The Court gave historical background showing that many Eighth Amendment cases address whether a particular punishment is disproportionate to the crime. The Eighth Amendment does not require strict proportionality between crime and sentence and forbids only extreme sentences that are ‘grossly disproportionate’ to the crime. Most courts have shown a reluctance to review legislatively mandated sentences. As a result, successful challenges to the proportionality of sentences are exceedingly rare.

Here, Schmeling argues that classifying possession of small amounts of a controlled substance as a felony without a knowledge or intent constitutes cruel and unusual punishment. However, the Court of Appeals reasoned that the WA Supreme Court rejected a similar argument in State v. Smith. In that case, Smith was convicted of possession of more than 40 grams of marijuana, which was punished as a felony. He argued that the seriousness of the offense did not warrant classifying his crime as a felony. The court rejected Smith’s argument, noting that it was unaware of any authority supporting the proposition that classification alone could constitute cruel and unusual punishment. The court also held that Smith’s actual sentence was not grossly disproportionate to his offense. Consequently, under the traditional proportionality analysis, Smith controls. Therefore, classification of a crime as a felony despite the absence of a knowledge or intent requirement does not result in grossly disproportionate punishment.

2. WAS SCHMELING’S SENTENCE UNCONSTITUTIONAL GIVEN THE NATURE OF THE OFFENSE OR THE CHARACTERISTICS OF THE OFFENDER?

This analysis involves two steps. First, the reviewing court considers “objective indicia of society’s standards (categorical approach), as expressed in legislative enactments and state practice” to determine whether there is a national consensus against the sentencing practice at issue. Second, the reviewing court considers precedent and its own understanding and interpretation of the Eighth Amendment to determine in the exercise of its own independent judgment whether the punishment is unconstitutional.

The Court acknowledged that Schmeling wanted them to apply a categorical approach. However, the Court of Appeals declined to apply the categorical approach to punishment of adult drug offenders like Schmeling. It held that under State v. Smith, RCW 69.50.4013 does not violate the Eighth Amendment even though it punishes the possession of small amounts of controlled substances as a felony without imposing a knowledge or intent element.

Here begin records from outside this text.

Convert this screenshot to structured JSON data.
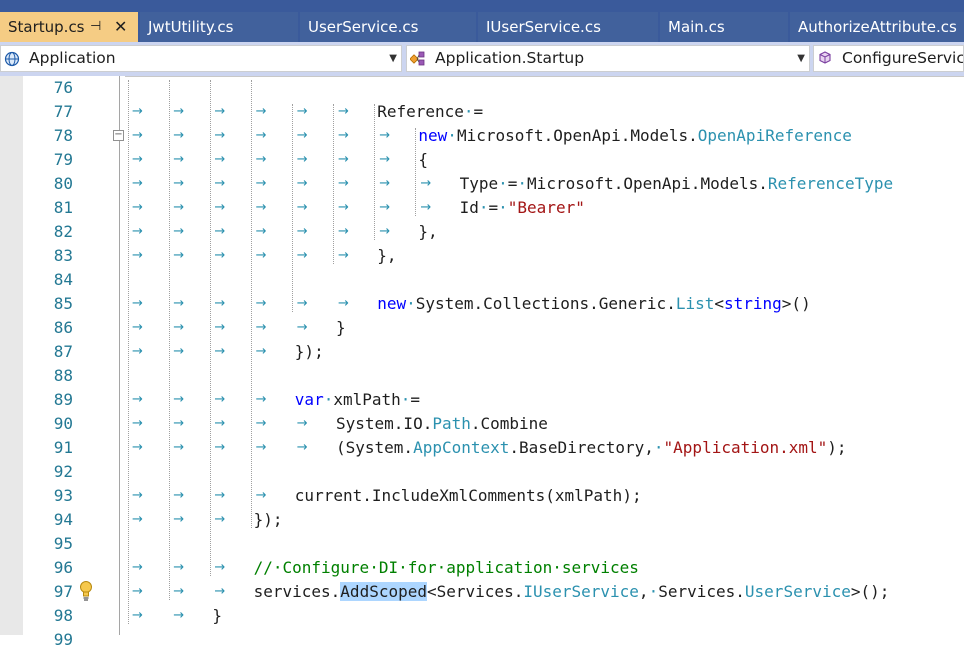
{
  "tabs": [
    {
      "label": "Startup.cs",
      "active": true
    },
    {
      "label": "JwtUtility.cs",
      "active": false
    },
    {
      "label": "UserService.cs",
      "active": false
    },
    {
      "label": "IUserService.cs",
      "active": false
    },
    {
      "label": "Main.cs",
      "active": false
    },
    {
      "label": "AuthorizeAttribute.cs",
      "active": false
    }
  ],
  "tab_pin_glyph": "⊣",
  "tab_close_glyph": "✕",
  "navigation": {
    "project": "Application",
    "type": "Application.Startup",
    "member": "ConfigureServices"
  },
  "icons": {
    "project": "globe-project-icon",
    "type": "class-icon",
    "member": "method-cube-icon",
    "lightbulb": "lightbulb-icon"
  },
  "colors": {
    "keyword": "#0000ff",
    "type": "#2b91af",
    "string": "#a31515",
    "comment": "#008000",
    "line_number": "#237893",
    "active_tab": "#f5cc84",
    "tab_bar": "#3a5a9b",
    "selection": "#add6ff"
  },
  "lines": [
    {
      "number": "76",
      "arrows": 0,
      "code": []
    },
    {
      "number": "77",
      "arrows": 6,
      "code": [
        [
          "",
          "Reference"
        ],
        [
          "ws",
          "·"
        ],
        [
          "",
          "="
        ]
      ]
    },
    {
      "number": "78",
      "arrows": 7,
      "code": [
        [
          "kw",
          "new"
        ],
        [
          "ws",
          "·"
        ],
        [
          "",
          "Microsoft.OpenApi.Models."
        ],
        [
          "ty",
          "OpenApiReference"
        ]
      ]
    },
    {
      "number": "79",
      "arrows": 7,
      "code": [
        [
          "",
          "{"
        ]
      ]
    },
    {
      "number": "80",
      "arrows": 8,
      "code": [
        [
          "",
          "Type"
        ],
        [
          "ws",
          "·"
        ],
        [
          "",
          "="
        ],
        [
          "ws",
          "·"
        ],
        [
          "",
          "Microsoft.OpenApi.Models."
        ],
        [
          "ty",
          "ReferenceType"
        ]
      ]
    },
    {
      "number": "81",
      "arrows": 8,
      "code": [
        [
          "",
          "Id"
        ],
        [
          "ws",
          "·"
        ],
        [
          "",
          "="
        ],
        [
          "ws",
          "·"
        ],
        [
          "str",
          "\"Bearer\""
        ]
      ]
    },
    {
      "number": "82",
      "arrows": 7,
      "code": [
        [
          "",
          "},"
        ]
      ]
    },
    {
      "number": "83",
      "arrows": 6,
      "code": [
        [
          "",
          "},"
        ]
      ]
    },
    {
      "number": "84",
      "arrows": 0,
      "code": []
    },
    {
      "number": "85",
      "arrows": 6,
      "code": [
        [
          "kw",
          "new"
        ],
        [
          "ws",
          "·"
        ],
        [
          "",
          "System.Collections.Generic."
        ],
        [
          "ty",
          "List"
        ],
        [
          "",
          "<"
        ],
        [
          "kw",
          "string"
        ],
        [
          "",
          ">()"
        ]
      ]
    },
    {
      "number": "86",
      "arrows": 5,
      "code": [
        [
          "",
          "}"
        ]
      ]
    },
    {
      "number": "87",
      "arrows": 4,
      "code": [
        [
          "",
          "});"
        ]
      ]
    },
    {
      "number": "88",
      "arrows": 0,
      "code": []
    },
    {
      "number": "89",
      "arrows": 4,
      "code": [
        [
          "kw",
          "var"
        ],
        [
          "ws",
          "·"
        ],
        [
          "",
          "xmlPath"
        ],
        [
          "ws",
          "·"
        ],
        [
          "",
          "="
        ]
      ]
    },
    {
      "number": "90",
      "arrows": 5,
      "code": [
        [
          "",
          "System.IO."
        ],
        [
          "ty",
          "Path"
        ],
        [
          "",
          ".Combine"
        ]
      ]
    },
    {
      "number": "91",
      "arrows": 5,
      "code": [
        [
          "",
          "(System."
        ],
        [
          "ty",
          "AppContext"
        ],
        [
          "",
          ".BaseDirectory,"
        ],
        [
          "ws",
          "·"
        ],
        [
          "str",
          "\"Application.xml\""
        ],
        [
          "",
          ");"
        ]
      ]
    },
    {
      "number": "92",
      "arrows": 0,
      "code": []
    },
    {
      "number": "93",
      "arrows": 4,
      "code": [
        [
          "",
          "current.IncludeXmlComments(xmlPath);"
        ]
      ]
    },
    {
      "number": "94",
      "arrows": 3,
      "code": [
        [
          "",
          "});"
        ]
      ]
    },
    {
      "number": "95",
      "arrows": 0,
      "code": []
    },
    {
      "number": "96",
      "arrows": 3,
      "code": [
        [
          "cm",
          "//·Configure·DI·for·application·services"
        ]
      ]
    },
    {
      "number": "97",
      "arrows": 3,
      "code": [
        [
          "",
          "services."
        ],
        [
          "hl",
          "AddScoped"
        ],
        [
          "",
          "<Services."
        ],
        [
          "ty",
          "IUserService"
        ],
        [
          "",
          ","
        ],
        [
          "ws",
          "·"
        ],
        [
          "",
          "Services."
        ],
        [
          "ty",
          "UserService"
        ],
        [
          "",
          ">();"
        ]
      ]
    },
    {
      "number": "98",
      "arrows": 2,
      "code": [
        [
          "",
          "}"
        ]
      ]
    },
    {
      "number": "99",
      "arrows": 0,
      "code": []
    }
  ]
}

3. DID SCHMELING’S SENTENCE VIOLATE DUE PROCESS?

In short, the Court held that RCW 69.50.4013 does NOT violate due process even though it makes possession of drug residue a crime without requiring any culpable mental state.

The court reasoned that Strict Liability Crimes – crimes with no knowledge or intent  requirement – do not necessarily violate due process. “We do not go with Blackstone in saying that ‘a vicious will’ is necessary to constitute a crime, for conduct alone without regard to the intent of the doer is often sufficient. There is wide latitude in the lawmakers to declare an offense and to exclude elements of knowledge and diligence from its definition.”

The Court of Appeals further reasoned that WA’s Supreme Court repeatedly has stated that the legislature has the authority to create strict liability crimes that do not include a culpable mental state. Also, our Supreme Court twice has directly addressed in two other cases whether the elements of possession of a controlled substance under prior versions of RCW 69.50.4013 contains a knowledge or intent element. Those cases were State v. Bradshaw and State v. Cleppe. In both cases, the court held that the legislature deliberately omitted knowledge and intent as elements of the crime and that it would not imply the existence of those elements.

Here, Schmeling cites two cases from other jurisdictions holding that a strict liability offense violated due process. However, given our Supreme Court’s repeated approval of the legislature’s authority to adopt strict liability crimes, the Court found Schmelling’s arguments unpersuasive.

In sum, the Court of Appeals held that RCW 69.50.4013 does NOT violate due process even though it does not require the State to prove intent or knowledge to convict an offender of possession of a small amount of a controlled substance. It affirmed Schmeling’s conviction and sentence.